Picking one up, he saw that it had a title that shocked him so much that it caused him - a man of many meticulous and despicable crimes - to throw it to the ground in disgust. Another book sent a river of tremulous thoughts through his brain. Yet another title seemed to throw the entire worldview of a major religion into question.
Focus, focus, he said to himself as he walked deeper and deeper into the bookstore... or whatever it was. The darkness was now intense, but somehow Edmund could read the titles on the various slumping bookshelves.
What Edmund was looking for was far more disturbing than these, however.
He stepped over a pile of parchment and squeezed between two bookshelves at the very back of the second floor when he saw it: A knee-high gap in the wall with red light pouring out of it. Getting on his knees and pushing the piles of papers away, he peered into the gap. A few more books fell in his way as he crawled forward - scrolls and even a few pages of forgotten minuets by Mozart began to fall in front of him, but he was not deterred.
At the end of the crawlspace, he could see a lone book in the distance. Continually pushing the books and pages that were falling in front of his path away, he crawled forward. The space itself narrowed and narrowed, the source of the red light not able to be determined, the book seemingly retreating.
He pulled himself by the carpet of the infernal space along with the forward motion of his knees to finally claw his way to the large, eight-hundred-or-so leatherbound tome and brought it close.
Edmund’s black hair was now in complete disarray as he stood, kicking the other things away from his feet. A few were scrolls of ancient papyrus, their pages singed by a great fire from long ago.
“Did you find what you were searching for?” The voice of the clerk behind him asked. Edmund continued forward.
“Yes I did,” Edmund said carefully. “Thank you v-very much.”
Clomp, clomp, shuffle, shuffle. Edmund was still struggling to hold onto the tome as more and more books and parchments fell at his feet from unseen shelves.
“Very interesting work,” the voice behind him said, growing fainter.

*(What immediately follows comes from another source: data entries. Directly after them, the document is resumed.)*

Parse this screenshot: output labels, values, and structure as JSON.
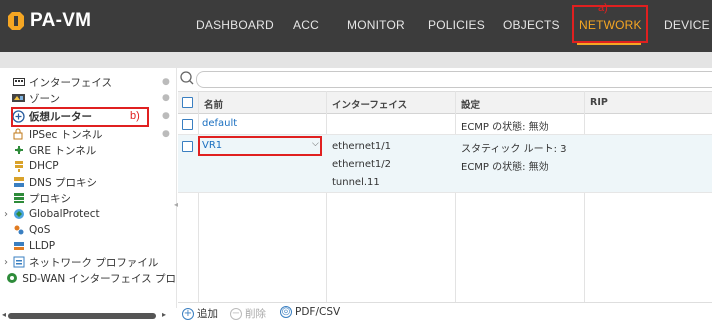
{
  "app": {
    "title": "PA-VM"
  },
  "nav": {
    "items": [
      "DASHBOARD",
      "ACC",
      "MONITOR",
      "POLICIES",
      "OBJECTS",
      "NETWORK",
      "DEVICE"
    ],
    "active": "NETWORK",
    "accent": "#f5a623"
  },
  "callouts": {
    "a": "a)",
    "b": "b)"
  },
  "sidebar": {
    "items": [
      {
        "label": "インターフェイス",
        "icon": "interface-icon"
      },
      {
        "label": "ゾーン",
        "icon": "zone-icon"
      },
      {
        "label": "仮想ルーター",
        "icon": "virtual-router-icon",
        "selected": true
      },
      {
        "label": "IPSec トンネル",
        "icon": "ipsec-tunnel-icon"
      },
      {
        "label": "GRE トンネル",
        "icon": "gre-tunnel-icon"
      },
      {
        "label": "DHCP",
        "icon": "dhcp-icon"
      },
      {
        "label": "DNS プロキシ",
        "icon": "dns-proxy-icon"
      },
      {
        "label": "プロキシ",
        "icon": "proxy-icon"
      },
      {
        "label": "GlobalProtect",
        "icon": "globalprotect-icon"
      },
      {
        "label": "QoS",
        "icon": "qos-icon"
      },
      {
        "label": "LLDP",
        "icon": "lldp-icon"
      },
      {
        "label": "ネットワーク プロファイル",
        "icon": "network-profiles-icon"
      },
      {
        "label": "SD-WAN インターフェイス プロ",
        "icon": "sdwan-icon"
      }
    ]
  },
  "table": {
    "headers": {
      "name": "名前",
      "interface": "インターフェイス",
      "config": "設定",
      "rip": "RIP"
    },
    "rows": [
      {
        "name": "default",
        "interfaces": [],
        "config": [
          "ECMP の状態: 無効"
        ]
      },
      {
        "name": "VR1",
        "interfaces": [
          "ethernet1/1",
          "ethernet1/2",
          "tunnel.11"
        ],
        "config": [
          "スタティック ルート: 3",
          "ECMP の状態: 無効"
        ]
      }
    ]
  },
  "footer": {
    "add": "追加",
    "delete": "削除",
    "pdf": "PDF/CSV"
  }
}
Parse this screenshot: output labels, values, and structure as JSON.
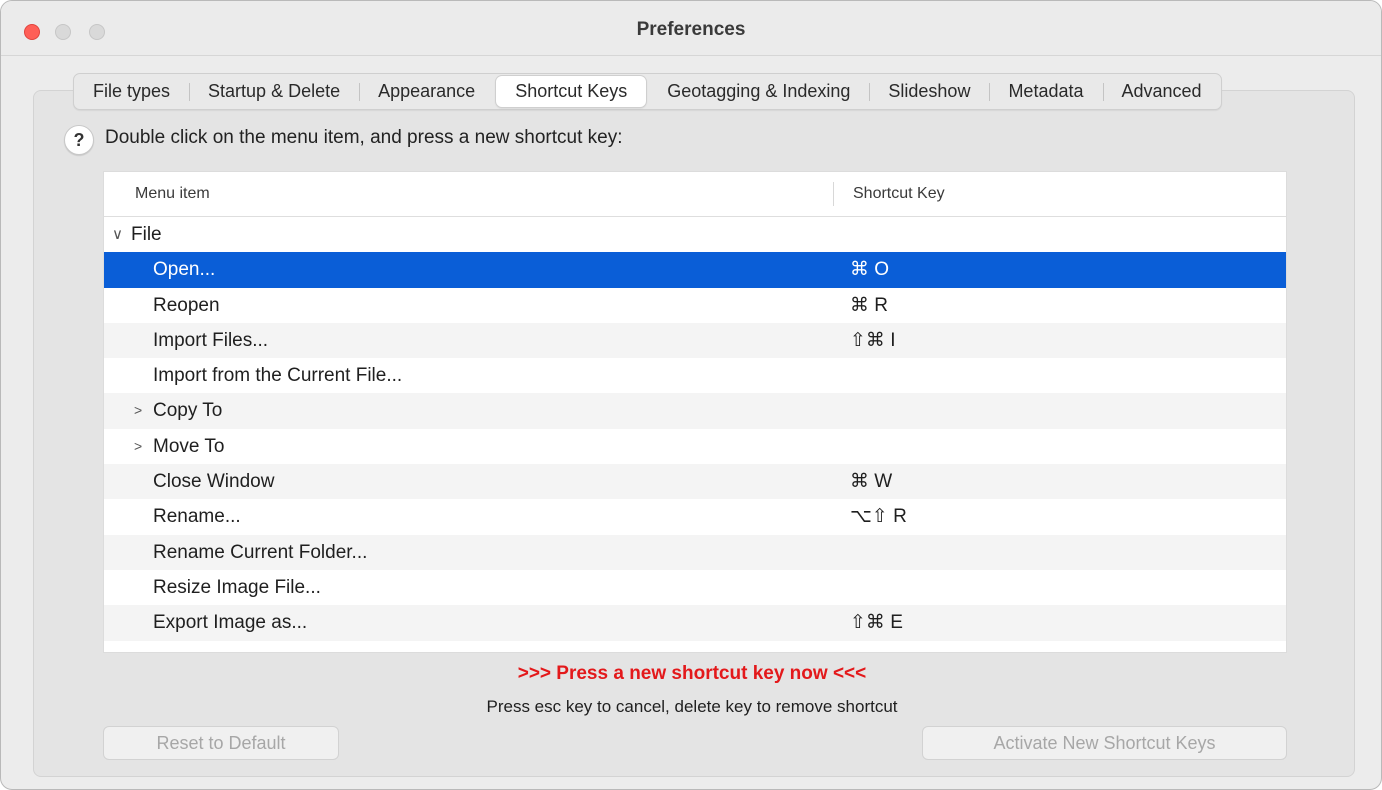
{
  "window": {
    "title": "Preferences"
  },
  "tabs": [
    {
      "label": "File types",
      "active": false
    },
    {
      "label": "Startup & Delete",
      "active": false
    },
    {
      "label": "Appearance",
      "active": false
    },
    {
      "label": "Shortcut Keys",
      "active": true
    },
    {
      "label": "Geotagging & Indexing",
      "active": false
    },
    {
      "label": "Slideshow",
      "active": false
    },
    {
      "label": "Metadata",
      "active": false
    },
    {
      "label": "Advanced",
      "active": false
    }
  ],
  "help": {
    "icon": "?",
    "instruction": "Double click on the menu item, and press a new shortcut key:"
  },
  "table": {
    "headers": {
      "menu_item": "Menu item",
      "shortcut_key": "Shortcut Key"
    },
    "rows": [
      {
        "label": "File",
        "key": "",
        "kind": "group",
        "chevron": "∨"
      },
      {
        "label": "Open...",
        "key": "⌘ O",
        "kind": "item",
        "selected": true
      },
      {
        "label": "Reopen",
        "key": "⌘ R",
        "kind": "item"
      },
      {
        "label": "Import Files...",
        "key": "⇧⌘ I",
        "kind": "item"
      },
      {
        "label": "Import from the Current File...",
        "key": "",
        "kind": "item"
      },
      {
        "label": "Copy To",
        "key": "",
        "kind": "child-group",
        "chevron": ">"
      },
      {
        "label": "Move To",
        "key": "",
        "kind": "child-group",
        "chevron": ">"
      },
      {
        "label": "Close Window",
        "key": "⌘ W",
        "kind": "item"
      },
      {
        "label": "Rename...",
        "key": "⌥⇧ R",
        "kind": "item"
      },
      {
        "label": "Rename Current Folder...",
        "key": "",
        "kind": "item"
      },
      {
        "label": "Resize Image File...",
        "key": "",
        "kind": "item"
      },
      {
        "label": "Export Image as...",
        "key": "⇧⌘ E",
        "kind": "item"
      }
    ]
  },
  "messages": {
    "press": ">>> Press a new shortcut key now <<<",
    "cancel": "Press esc key to cancel, delete key to remove shortcut"
  },
  "buttons": {
    "reset": "Reset to Default",
    "activate": "Activate New Shortcut Keys"
  },
  "colors": {
    "selection": "#0a5ed7",
    "alert": "#e3191b",
    "close_button": "#ff5f57"
  }
}
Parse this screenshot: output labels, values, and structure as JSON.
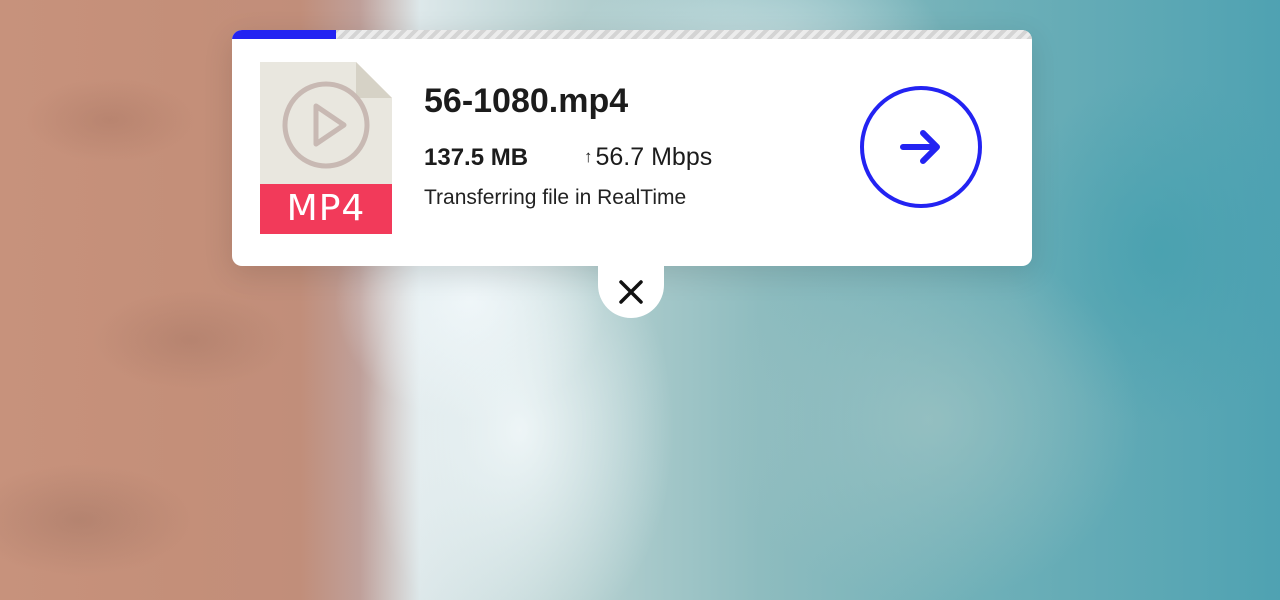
{
  "transfer": {
    "file_name": "56-1080.mp4",
    "file_type_label": "MP4",
    "file_size": "137.5 MB",
    "speed_arrow": "↑",
    "speed": "56.7 Mbps",
    "status_text": "Transferring file in RealTime",
    "progress_fraction": 0.13
  },
  "icons": {
    "file": "video-file-icon",
    "play": "play-icon",
    "open": "arrow-right-icon",
    "close": "close-icon"
  },
  "colors": {
    "accent": "#2323f2",
    "file_badge": "#f23a5a",
    "file_body": "#e9e7df",
    "file_fold": "#d6d2c6",
    "play_stroke": "#c8b9b3"
  }
}
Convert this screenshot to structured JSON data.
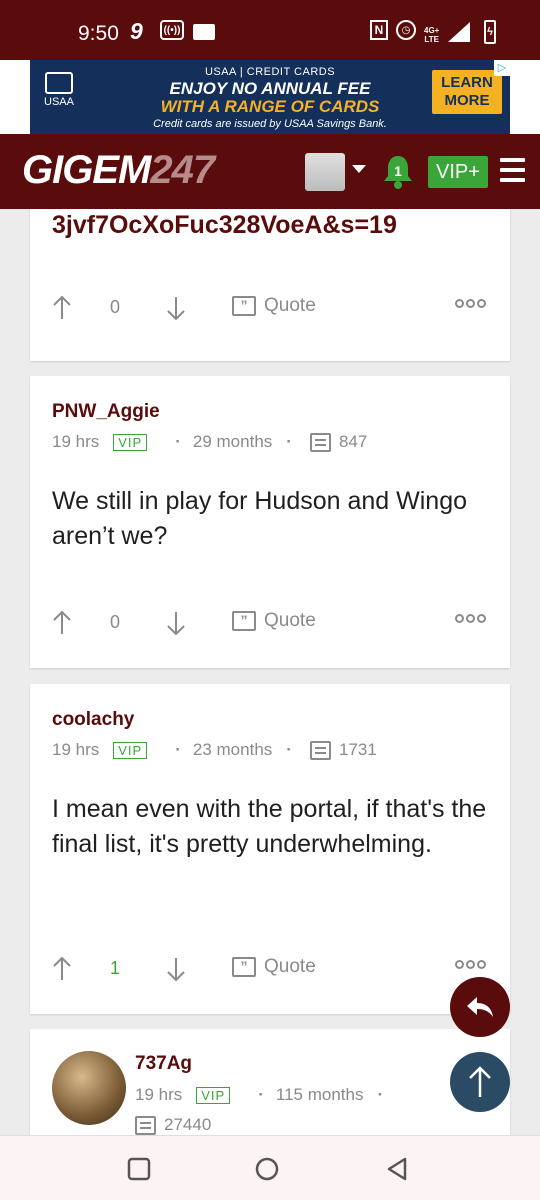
{
  "status_bar": {
    "time": "9:50",
    "network": "4G+",
    "network_sub": "LTE"
  },
  "ad": {
    "brand": "USAA",
    "subtitle": "USAA | CREDIT CARDS",
    "line1": "ENJOY NO ANNUAL FEE",
    "line2": "WITH A RANGE OF CARDS",
    "footer": "Credit cards are issued by USAA Savings Bank.",
    "cta_line1": "LEARN",
    "cta_line2": "MORE"
  },
  "header": {
    "logo_text": "GIGEM",
    "logo_number": "247",
    "notification_count": "1",
    "vip_label": "VIP+"
  },
  "posts": [
    {
      "url_tail": "3jvf7OcXoFuc328VoeA&s=19",
      "votes": "0",
      "quote_label": "Quote"
    },
    {
      "author": "PNW_Aggie",
      "time": "19 hrs",
      "vip": "VIP",
      "tenure": "29 months",
      "post_count": "847",
      "text": "We still in play for Hudson and Wingo aren’t we?",
      "votes": "0",
      "quote_label": "Quote"
    },
    {
      "author": "coolachy",
      "time": "19 hrs",
      "vip": "VIP",
      "tenure": "23 months",
      "post_count": "1731",
      "text": "I mean even with the portal, if that's the final list, it's pretty underwhelming.",
      "votes": "1",
      "quote_label": "Quote"
    },
    {
      "author": "737Ag",
      "time": "19 hrs",
      "vip": "VIP",
      "tenure": "115 months",
      "post_count": "27440"
    }
  ],
  "colors": {
    "maroon": "#5a0b0b",
    "vip_green": "#3aa63a",
    "fab_blue": "#2b4a63"
  }
}
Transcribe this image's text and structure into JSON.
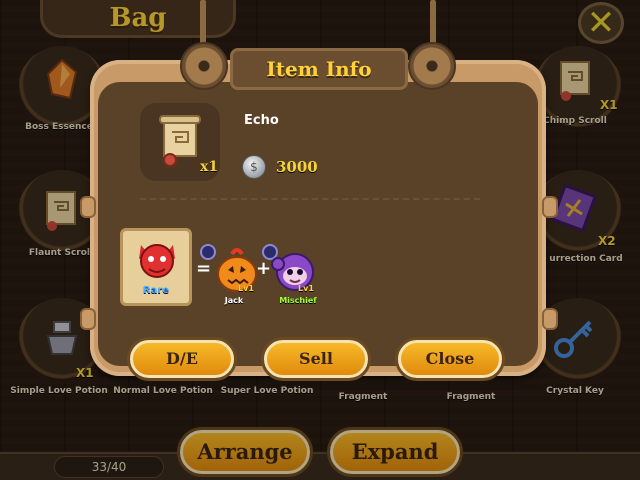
{
  "screen": {
    "title": "Bag",
    "close_icon": "x-close-icon"
  },
  "bag_items": [
    {
      "label": "Boss Essence",
      "count": "",
      "icon": "crystal-shard-icon"
    },
    {
      "label": "Flaunt Scroll",
      "count": "",
      "icon": "scroll-icon"
    },
    {
      "label": "Simple Love Potion",
      "count": "X1",
      "icon": "potion-icon"
    },
    {
      "label": "Normal Love Potion",
      "count": "",
      "icon": ""
    },
    {
      "label": "Super Love Potion",
      "count": "",
      "icon": ""
    },
    {
      "label": "Fragment",
      "count": "",
      "icon": ""
    },
    {
      "label": "Fragment",
      "count": "",
      "icon": ""
    },
    {
      "label": "Chimp Scroll",
      "count": "X1",
      "icon": "scroll-icon"
    },
    {
      "label": "urrection Card",
      "count": "X2",
      "icon": "card-icon"
    },
    {
      "label": "Crystal Key",
      "count": "",
      "icon": "key-icon"
    }
  ],
  "bottom": {
    "slots": "33/40",
    "arrange_label": "Arrange",
    "expand_label": "Expand"
  },
  "modal": {
    "title": "Item Info",
    "item": {
      "name": "Echo",
      "quantity": "x1",
      "price": "3000",
      "currency_icon": "silver-coin-icon"
    },
    "recipe": {
      "result_rarity": "Rare",
      "equals": "=",
      "plus": "+",
      "ingredients": [
        {
          "name": "Jack",
          "level": "Lv1",
          "name_color": "#ffffff"
        },
        {
          "name": "Mischief",
          "level": "Lv1",
          "name_color": "#9cff3a"
        }
      ]
    },
    "buttons": {
      "de": "D/E",
      "sell": "Sell",
      "close": "Close"
    }
  },
  "colors": {
    "title_gold": "#ffd23a",
    "button_orange": "#f0a01c",
    "panel_tan": "#c79a68",
    "panel_dark": "#5a4228"
  }
}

“Yes, yes it is,” Edmund said.
“I notice that you were not enticed by the other works you passed by on your way to that one.”
Edmund gulped, being careful to be polite and yet not looking behind him. “They are wonderful books as-as well,” he said. Up ahead was the faint orange glow coming from the candles on the first floor. He reached the guard rail of the spiral staircase and gripped it tightly.
“You are a special customer, that is for sure,” the voice said again.
Edmund made his way to the first floor, still clutching his find in his arms.
“You a-are too kind,” he said, calling up the stairs, still not looking behind him. “H-how much?” He asked as he trundled across the much brighter, much more comforting first floor.
There was no answer at first.
“You know the price,” the voice called down in a sly tone.
Edmund pushed the door open, not caring this time if the bell made a noise.
After a moment, the forgotten and concealed bookstore returned to its state of hush and silence. Every once in a while there was a shuffling noise upstairs, but otherwise there was no movement. When the sun came up, the trees outside blocked the light from entering fully.
The shadows from the branches of the willows outside danced strange dances on the floor within.